To make a link with cognition, Ishizuka also assessed neuropsychological measures of individuals in these cohorts and found that the level of S713 phosphorylation in their olfactory neurons correlated with attention, with lower levels associated with worse performance. This suggests that defects in the phosphorylation-induced switch from proliferation to migration in the developing brain may give rise to subtle changes in the cortex that may be detected as cognitive deficits. Other aspects of cognition, however, did not correlate with phosphorylation, including tests of processing speed, executive function, fluency, and verbal and visual learning and memory.
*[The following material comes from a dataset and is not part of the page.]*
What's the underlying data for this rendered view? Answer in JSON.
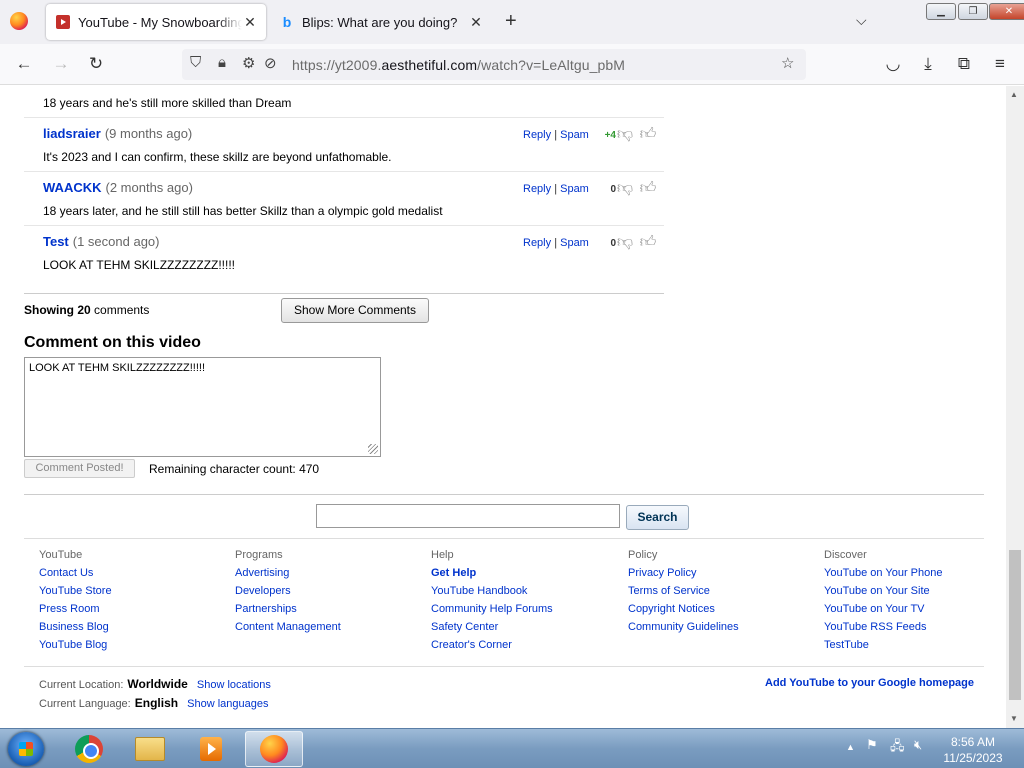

Could distinguishing cases of schizophrenia be as easy as sending biopsied cells through a machine? Akira Sawa of Johns Hopkins University explored this idea in his talk given on behalf of his graduate student Chi-Ying Lin which was focused on whether autofluorescence—usually a nuisance for microscopists—could be a biomarker for schizophrenia. Using a fluorescence-activated cell sorting (FACS) machine, which shines light onto cells and measures the amount of light reflected back, Sawa reported that lymphoblast cells from people with schizophrenia had a slight, but significant increase in autofluorescence compared to controls in two separate cohorts (n = 14 and n = 26). Autofluorescence levels correlated with positive symptoms and might reflect something inherent to the disorder: the increased autofluorescence was apparent in first-episode patients before they had received medication, then decreased after a year of treatment.
What about neurons? In olfactory neurons taken from a pilot cohort of people chronically ill with schizophrenia, Sawa reported finding the same heightened autofluorescence relative to controls (1.3 vs. 1.0). Future experiments will have to work out why this is so, but Sawa suggested that autofluorescence may be a sign of cells dealing with increased oxidative stress.—Michele Solis.